THREE babies have fallen ill following an infection outbreak at the Edinburgh Royal Infirmary neonatal unit.
It is understood that all the children are now doing well and there have been no new cases since Saturday.
NHS Lothian sent letters to parents keeping them informed of the outbreak at the unit and their efforts to control it.
The unit has 24 cots but it is not known how many babies were in over the weekend.
Investigations have been on-going to find the source of the virus, although this morning it was still unknown.
Health chiefs have also carried out a thorough clean of the unit, on top of their usual efforts, to prevent it from spreading.
Meanwhile, researchers at the Sick Kids Hospital have helped devise a new way of tackling childhood obesity based using a traffic light system where red is used to warn youngsters about potentially unhealthy food and drinks.
Experts from the children's hospital have been working alongside their counterparts at the Sick Kids in Glasgow and researchers from Glasgow University.
They believe evidence shows that their method is more effective at tackling the growing weight problem among children than current practices.
Almost one in five Scottish children are obese by the time they leave primary school.

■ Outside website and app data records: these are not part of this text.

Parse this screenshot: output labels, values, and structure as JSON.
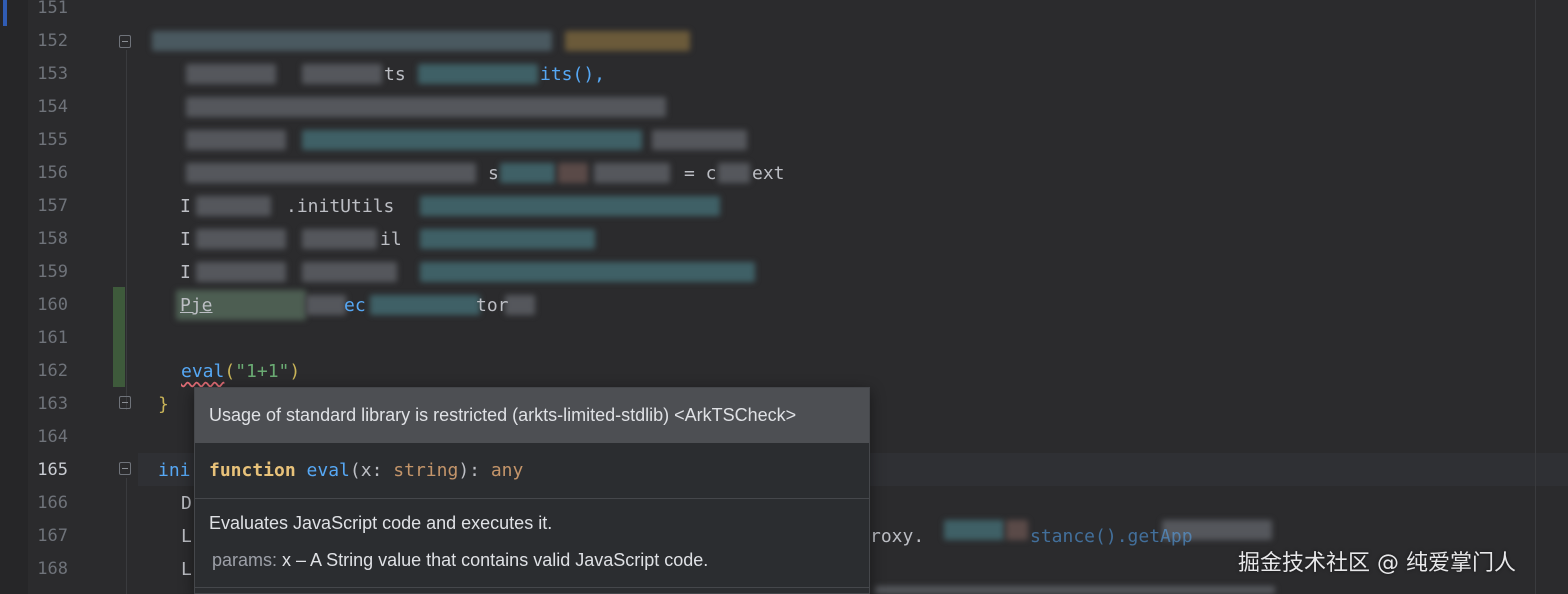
{
  "gutter": {
    "line_numbers": [
      "151",
      "152",
      "153",
      "154",
      "155",
      "156",
      "157",
      "158",
      "159",
      "160",
      "161",
      "162",
      "163",
      "164",
      "165",
      "166",
      "167",
      "168"
    ],
    "active_line": "165"
  },
  "code": {
    "line153_fragment": "ts",
    "line153_tail": "its(),",
    "line156_a": "s",
    "line156_b": "= c",
    "line156_c": "ext",
    "line157_a": "I",
    "line157_b": ".initUtils",
    "line158_a": "I",
    "line158_b": "il",
    "line159_a": "I",
    "line160_a": "Pje",
    "line160_b": "ec",
    "line160_c": "tor",
    "line162_fn": "eval",
    "line162_open": "(",
    "line162_str": "\"1+1\"",
    "line162_close": ")",
    "line163_brace": "}",
    "line165_fn": "ini",
    "line166_a": "D",
    "line167_a": "L",
    "line167_b": "roxy.",
    "line167_c": "stance().getApp",
    "line168_a": "L"
  },
  "popup": {
    "warning": "Usage of standard library is restricted (arkts-limited-stdlib) <ArkTSCheck>",
    "sig_keyword": "function",
    "sig_name": "eval",
    "sig_open": "(",
    "sig_param": "x",
    "sig_colon1": ": ",
    "sig_param_type": "string",
    "sig_close": "): ",
    "sig_return": "any",
    "description": "Evaluates JavaScript code and executes it.",
    "params_label": "params:",
    "params_text": " x – A String value that contains valid JavaScript code."
  },
  "watermark": "掘金技术社区 @ 纯爱掌门人"
}
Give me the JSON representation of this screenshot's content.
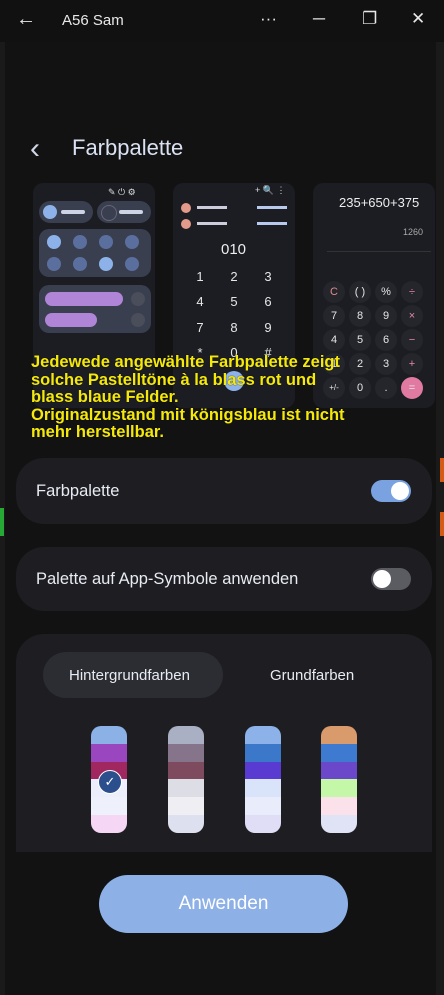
{
  "window": {
    "title": "A56 Sam",
    "back_glyph": "←",
    "more_glyph": "···",
    "minimize_glyph": "─",
    "restore_glyph": "❐",
    "close_glyph": "✕"
  },
  "header": {
    "back_glyph": "‹",
    "title": "Farbpalette"
  },
  "preview": {
    "dialer_display": "010",
    "dialer_keys": [
      "1",
      "2",
      "3",
      "4",
      "5",
      "6",
      "7",
      "8",
      "9",
      "*",
      "0",
      "#"
    ],
    "calc_expression": "235+650+375",
    "calc_result": "1260",
    "calc_keys": [
      "C",
      "( )",
      "%",
      "÷",
      "7",
      "8",
      "9",
      "×",
      "4",
      "5",
      "6",
      "−",
      "1",
      "2",
      "3",
      "+",
      "+/-",
      "0",
      ".",
      "="
    ]
  },
  "note": {
    "line1": "Jedewede angewählte Farbpalette zeigt",
    "line2": "solche Pastelltöne à la blass rot und",
    "line3": "blass blaue Felder.",
    "line4": "Originalzustand mit königsblau ist nicht",
    "line5": "mehr herstellbar."
  },
  "settings": {
    "color_palette_label": "Farbpalette",
    "color_palette_on": true,
    "app_icons_label": "Palette auf App-Symbole anwenden",
    "app_icons_on": false
  },
  "palette_panel": {
    "tabs": [
      "Hintergrundfarben",
      "Grundfarben"
    ],
    "selected_tab": 0,
    "selected_swatch": 0,
    "swatches": [
      [
        "#8bb1e6",
        "#9a47bf",
        "#a0275f",
        "#eceefb",
        "#eef0fb",
        "#f5d6f4"
      ],
      [
        "#aab0c3",
        "#85748a",
        "#7e4a5e",
        "#dddde5",
        "#eeeef3",
        "#dde1ef"
      ],
      [
        "#8db2ea",
        "#3c78c9",
        "#5a3bd1",
        "#d9e4fb",
        "#e8ecfb",
        "#e0ddf6"
      ],
      [
        "#d99a6c",
        "#3d7ad0",
        "#6b48c9",
        "#c4f7a8",
        "#fbe2ea",
        "#e0e3f5"
      ]
    ]
  },
  "apply_label": "Anwenden",
  "colors": {
    "accent": "#8db0e6",
    "note_text": "#f5e90b",
    "toggle_on": "#7ba2e0"
  }
}
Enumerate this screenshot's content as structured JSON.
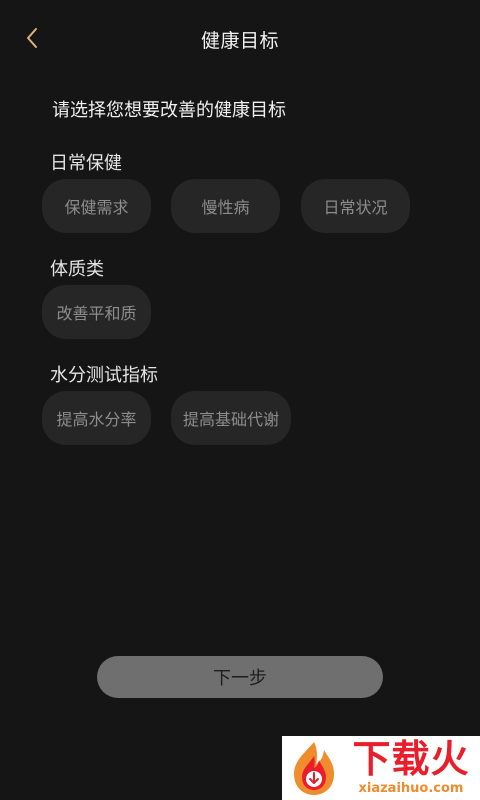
{
  "header": {
    "title": "健康目标",
    "back_icon": "chevron-left-icon"
  },
  "prompt": "请选择您想要改善的健康目标",
  "sections": [
    {
      "title": "日常保健",
      "options": [
        "保健需求",
        "慢性病",
        "日常状况"
      ]
    },
    {
      "title": "体质类",
      "options": [
        "改善平和质"
      ]
    },
    {
      "title": "水分测试指标",
      "options": [
        "提高水分率",
        "提高基础代谢"
      ]
    }
  ],
  "next_button": "下一步",
  "watermark": {
    "brand": "下载火",
    "domain": "xiazaihuo.com"
  },
  "colors": {
    "background": "#151515",
    "chip_background": "#262626",
    "chip_text": "#8d8d8d",
    "back_icon": "#d9b77a",
    "next_button": "#6f6f6f",
    "watermark_red": "#ea1d2a",
    "watermark_orange": "#f08c2b"
  }
}
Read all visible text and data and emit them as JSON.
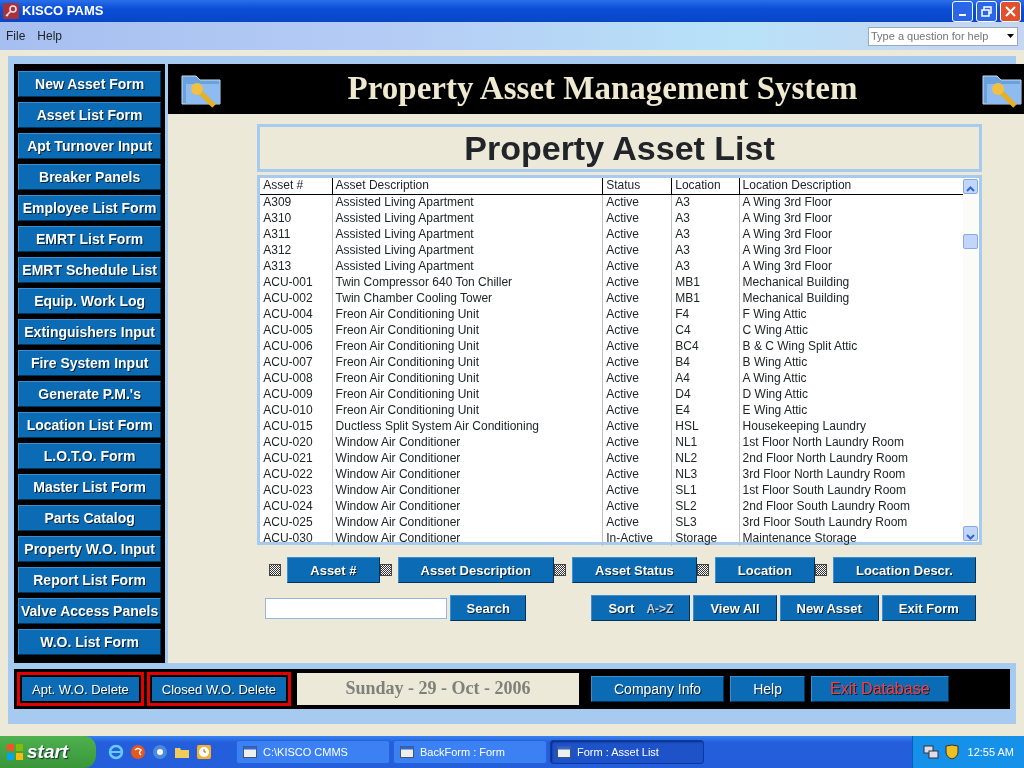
{
  "window": {
    "title": "KISCO PAMS"
  },
  "menu": [
    "File",
    "Help"
  ],
  "help_box": {
    "placeholder": "Type a question for help"
  },
  "sidebar": {
    "buttons": [
      "New Asset Form",
      "Asset List Form",
      "Apt Turnover Input",
      "Breaker Panels",
      "Employee List Form",
      "EMRT List Form",
      "EMRT Schedule List",
      "Equip. Work Log",
      "Extinguishers Input",
      "Fire System Input",
      "Generate P.M.'s",
      "Location List Form",
      "L.O.T.O. Form",
      "Master List Form",
      "Parts Catalog",
      "Property W.O. Input",
      "Report List Form",
      "Valve Access Panels",
      "W.O. List Form"
    ]
  },
  "header": {
    "title": "Property Asset Management System"
  },
  "form_title": "Property Asset List",
  "list": {
    "columns": [
      "Asset #",
      "Asset Description",
      "Status",
      "Location",
      "Location Description"
    ],
    "rows": [
      [
        "A309",
        "Assisted Living Apartment",
        "Active",
        "A3",
        "A Wing 3rd Floor"
      ],
      [
        "A310",
        "Assisted Living Apartment",
        "Active",
        "A3",
        "A Wing 3rd Floor"
      ],
      [
        "A311",
        "Assisted Living Apartment",
        "Active",
        "A3",
        "A Wing 3rd Floor"
      ],
      [
        "A312",
        "Assisted Living Apartment",
        "Active",
        "A3",
        "A Wing 3rd Floor"
      ],
      [
        "A313",
        "Assisted Living Apartment",
        "Active",
        "A3",
        "A Wing 3rd Floor"
      ],
      [
        "ACU-001",
        "Twin Compressor 640 Ton Chiller",
        "Active",
        "MB1",
        "Mechanical Building"
      ],
      [
        "ACU-002",
        "Twin Chamber Cooling Tower",
        "Active",
        "MB1",
        "Mechanical Building"
      ],
      [
        "ACU-004",
        "Freon Air Conditioning Unit",
        "Active",
        "F4",
        "F Wing Attic"
      ],
      [
        "ACU-005",
        "Freon Air Conditioning Unit",
        "Active",
        "C4",
        "C Wing Attic"
      ],
      [
        "ACU-006",
        "Freon Air Conditioning Unit",
        "Active",
        "BC4",
        "B & C Wing Split Attic"
      ],
      [
        "ACU-007",
        "Freon Air Conditioning Unit",
        "Active",
        "B4",
        "B Wing Attic"
      ],
      [
        "ACU-008",
        "Freon Air Conditioning Unit",
        "Active",
        "A4",
        "A Wing Attic"
      ],
      [
        "ACU-009",
        "Freon Air Conditioning Unit",
        "Active",
        "D4",
        "D Wing Attic"
      ],
      [
        "ACU-010",
        "Freon Air Conditioning Unit",
        "Active",
        "E4",
        "E Wing Attic"
      ],
      [
        "ACU-015",
        "Ductless Split System Air Conditioning",
        "Active",
        "HSL",
        "Housekeeping Laundry"
      ],
      [
        "ACU-020",
        "Window Air Conditioner",
        "Active",
        "NL1",
        "1st Floor North Laundry Room"
      ],
      [
        "ACU-021",
        "Window Air Conditioner",
        "Active",
        "NL2",
        "2nd Floor North Laundry Room"
      ],
      [
        "ACU-022",
        "Window Air Conditioner",
        "Active",
        "NL3",
        "3rd Floor North Laundry Room"
      ],
      [
        "ACU-023",
        "Window Air Conditioner",
        "Active",
        "SL1",
        "1st Floor South Laundry Room"
      ],
      [
        "ACU-024",
        "Window Air Conditioner",
        "Active",
        "SL2",
        "2nd Floor South Laundry Room"
      ],
      [
        "ACU-025",
        "Window Air Conditioner",
        "Active",
        "SL3",
        "3rd Floor South Laundry Room"
      ],
      [
        "ACU-030",
        "Window Air Conditioner",
        "In-Active",
        "Storage",
        "Maintenance Storage"
      ]
    ]
  },
  "filters": [
    {
      "label": "Asset #",
      "indeterminate": true
    },
    {
      "label": "Asset Description",
      "indeterminate": true
    },
    {
      "label": "Asset Status",
      "indeterminate": true
    },
    {
      "label": "Location",
      "indeterminate": true
    },
    {
      "label": "Location Descr.",
      "indeterminate": true
    }
  ],
  "search_button": "Search",
  "actions": [
    {
      "label": "Sort",
      "hint": "A->Z"
    },
    {
      "label": "View All"
    },
    {
      "label": "New Asset"
    },
    {
      "label": "Exit Form"
    }
  ],
  "bottom": {
    "delete_buttons": [
      "Apt. W.O. Delete",
      "Closed W.O. Delete"
    ],
    "date": "Sunday - 29 - Oct - 2006",
    "buttons": [
      {
        "label": "Company Info",
        "kind": "normal"
      },
      {
        "label": "Help",
        "kind": "normal"
      },
      {
        "label": "Exit Database",
        "kind": "danger"
      }
    ]
  },
  "taskbar": {
    "start": "start",
    "tasks": [
      {
        "label": "C:\\KISCO CMMS",
        "selected": false
      },
      {
        "label": "BackForm : Form",
        "selected": false
      },
      {
        "label": "Form : Asset List",
        "selected": true
      }
    ],
    "clock": "12:55 AM"
  }
}
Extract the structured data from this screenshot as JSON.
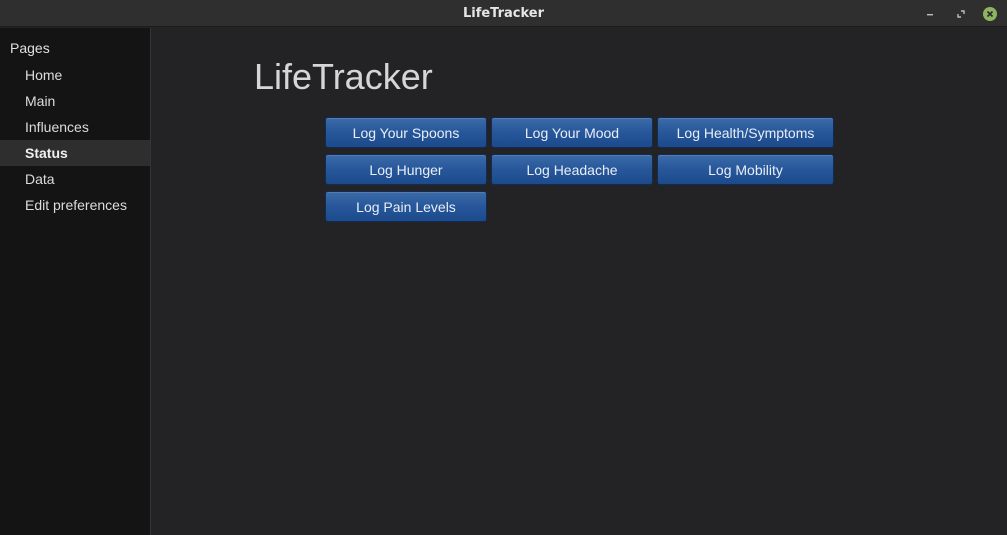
{
  "window": {
    "title": "LifeTracker"
  },
  "sidebar": {
    "heading": "Pages",
    "items": [
      {
        "label": "Home"
      },
      {
        "label": "Main"
      },
      {
        "label": "Influences"
      },
      {
        "label": "Status",
        "active": true
      },
      {
        "label": "Data"
      },
      {
        "label": "Edit preferences"
      }
    ]
  },
  "main": {
    "title": "LifeTracker",
    "buttons": [
      {
        "label": "Log Your Spoons"
      },
      {
        "label": "Log Your Mood"
      },
      {
        "label": "Log Health/Symptoms"
      },
      {
        "label": "Log Hunger"
      },
      {
        "label": "Log Headache"
      },
      {
        "label": "Log Mobility"
      },
      {
        "label": "Log Pain Levels"
      }
    ]
  },
  "colors": {
    "accent": "#27579a",
    "close_button": "#8fb360",
    "background": "#232325",
    "sidebar": "#141414"
  },
  "icons": {
    "minimize": "minimize-icon",
    "maximize": "maximize-icon",
    "close": "close-icon"
  }
}
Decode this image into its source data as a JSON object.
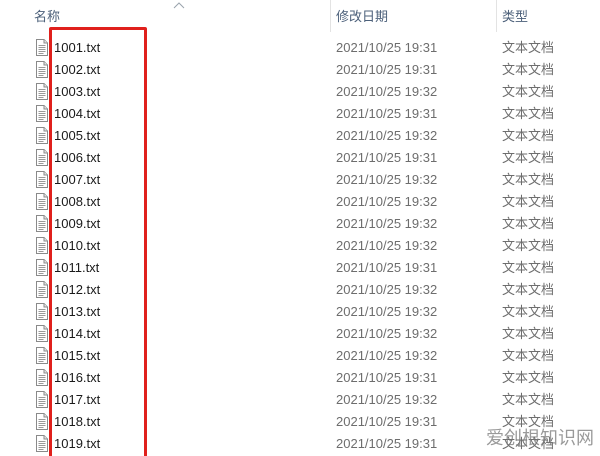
{
  "header": {
    "name_label": "名称",
    "date_label": "修改日期",
    "type_label": "类型"
  },
  "files": [
    {
      "name": "1001.txt",
      "date": "2021/10/25 19:31",
      "type": "文本文档"
    },
    {
      "name": "1002.txt",
      "date": "2021/10/25 19:31",
      "type": "文本文档"
    },
    {
      "name": "1003.txt",
      "date": "2021/10/25 19:32",
      "type": "文本文档"
    },
    {
      "name": "1004.txt",
      "date": "2021/10/25 19:31",
      "type": "文本文档"
    },
    {
      "name": "1005.txt",
      "date": "2021/10/25 19:32",
      "type": "文本文档"
    },
    {
      "name": "1006.txt",
      "date": "2021/10/25 19:31",
      "type": "文本文档"
    },
    {
      "name": "1007.txt",
      "date": "2021/10/25 19:32",
      "type": "文本文档"
    },
    {
      "name": "1008.txt",
      "date": "2021/10/25 19:32",
      "type": "文本文档"
    },
    {
      "name": "1009.txt",
      "date": "2021/10/25 19:32",
      "type": "文本文档"
    },
    {
      "name": "1010.txt",
      "date": "2021/10/25 19:32",
      "type": "文本文档"
    },
    {
      "name": "1011.txt",
      "date": "2021/10/25 19:31",
      "type": "文本文档"
    },
    {
      "name": "1012.txt",
      "date": "2021/10/25 19:32",
      "type": "文本文档"
    },
    {
      "name": "1013.txt",
      "date": "2021/10/25 19:32",
      "type": "文本文档"
    },
    {
      "name": "1014.txt",
      "date": "2021/10/25 19:32",
      "type": "文本文档"
    },
    {
      "name": "1015.txt",
      "date": "2021/10/25 19:32",
      "type": "文本文档"
    },
    {
      "name": "1016.txt",
      "date": "2021/10/25 19:31",
      "type": "文本文档"
    },
    {
      "name": "1017.txt",
      "date": "2021/10/25 19:32",
      "type": "文本文档"
    },
    {
      "name": "1018.txt",
      "date": "2021/10/25 19:31",
      "type": "文本文档"
    },
    {
      "name": "1019.txt",
      "date": "2021/10/25 19:31",
      "type": "文本文档"
    }
  ],
  "icons": {
    "file_icon": "text-file-icon",
    "sort_icon": "sort-ascending-icon"
  },
  "colors": {
    "highlight": "#e0201c",
    "header_text": "#4c607a"
  },
  "watermark": "爱创根知识网"
}
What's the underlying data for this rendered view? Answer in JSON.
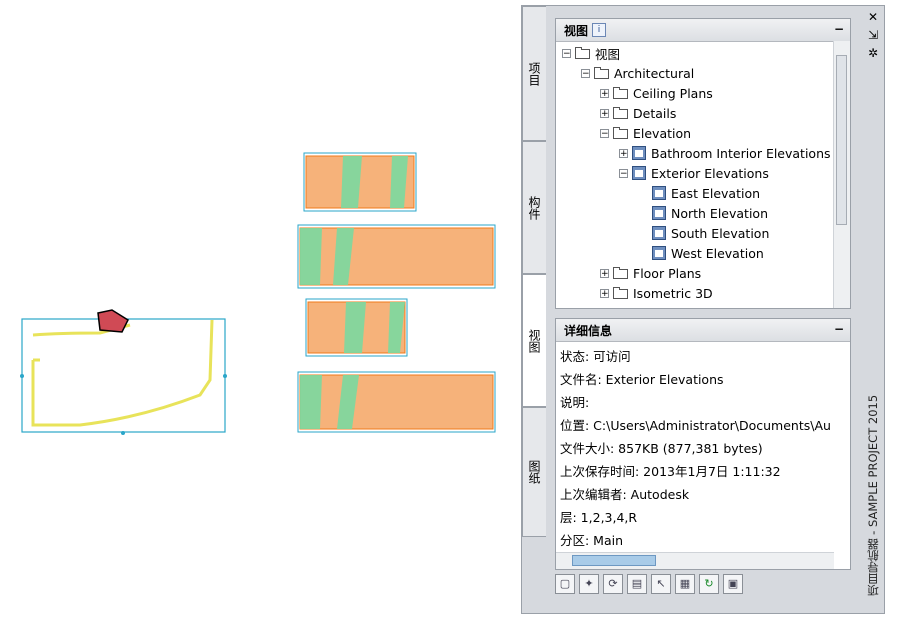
{
  "tabs": [
    {
      "label": "项目"
    },
    {
      "label": "构件"
    },
    {
      "label": "视图"
    },
    {
      "label": "图纸"
    }
  ],
  "views_panel": {
    "title": "视图",
    "info": "i",
    "minimize": "−",
    "tree": [
      {
        "label": "视图",
        "expander": "−"
      },
      {
        "label": "Architectural",
        "expander": "−"
      },
      {
        "label": "Ceiling Plans",
        "expander": "+"
      },
      {
        "label": "Details",
        "expander": "+"
      },
      {
        "label": "Elevation",
        "expander": "−"
      },
      {
        "label": "Bathroom Interior Elevations",
        "expander": "+"
      },
      {
        "label": "Exterior Elevations",
        "expander": "−"
      },
      {
        "label": "East Elevation"
      },
      {
        "label": "North Elevation"
      },
      {
        "label": "South Elevation"
      },
      {
        "label": "West Elevation"
      },
      {
        "label": "Floor Plans",
        "expander": "+"
      },
      {
        "label": "Isometric 3D",
        "expander": "+"
      }
    ]
  },
  "details_panel": {
    "title": "详细信息",
    "minimize": "−",
    "rows": [
      {
        "text": "状态: 可访问"
      },
      {
        "text": "文件名: Exterior Elevations"
      },
      {
        "text": "说明:"
      },
      {
        "text": "位置: C:\\Users\\Administrator\\Documents\\Autod"
      },
      {
        "text": "文件大小: 857KB (877,381 bytes)"
      },
      {
        "text": "上次保存时间: 2013年1月7日   1:11:32"
      },
      {
        "text": "上次编辑者: Autodesk"
      },
      {
        "text": "层: 1,2,3,4,R"
      },
      {
        "text": "分区: Main"
      }
    ]
  },
  "side": {
    "title": "项目导航器 - SAMPLE PROJECT 2015",
    "close": "✕",
    "pin": "⇲",
    "gear": "✲"
  },
  "colors": {
    "accent": "#2aa6c9",
    "drawing": "#f07a1a",
    "fill": "#7bd9a0"
  }
}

Professor John Reilly, who led the research team, said: "Children were encouraged to alter their diet, to increase their physical activity and to restrict their sedentary behaviour, like TV viewing and playing computer games, to no more than two hours per day.
"Several behavioural techniques were used to motivate families and help them make lifestyle changes
"As the intervention focused on behaviour change rather than weight change, children were only weighed three times during the six month programme.
"We compared the standard treatment programme used in the Scottish NHS with this new, practical, treatment programme."
The aim of the project was not to measure the weight loss of the children, although there was a modest reduction in BMI of participants, but to slow down their weight gain so as they grew older they would "grow into their weight".
The results showed major changes in behaviour in many cases, with the new treatment group doing up to 30 minutes more exercise each day than before.
There was also a dramatic improvement in health-related quality of life of those taking part, particularly in relation to social and emotional wellbeing.
The professor added: "The new treatment had greater benefits for weight and lifestyle, with increased physical activity and reduced sedentary behaviour, which we measured using activity monitors.
"But most importantly, it was well received by the children and their parents."
Prof Reilly said: "Our study shows that treatment of childhood obesity can be both practical and beneficial.
"Children and their families can make and sustain modest changes in lifestyle if offered an appropriate treatment programme.
"There are no magic bullets available for treatment of childhood obesity but the results of this study provide hope that treatment programmes can work, and suggest that treatment should continue for periods of up to a year."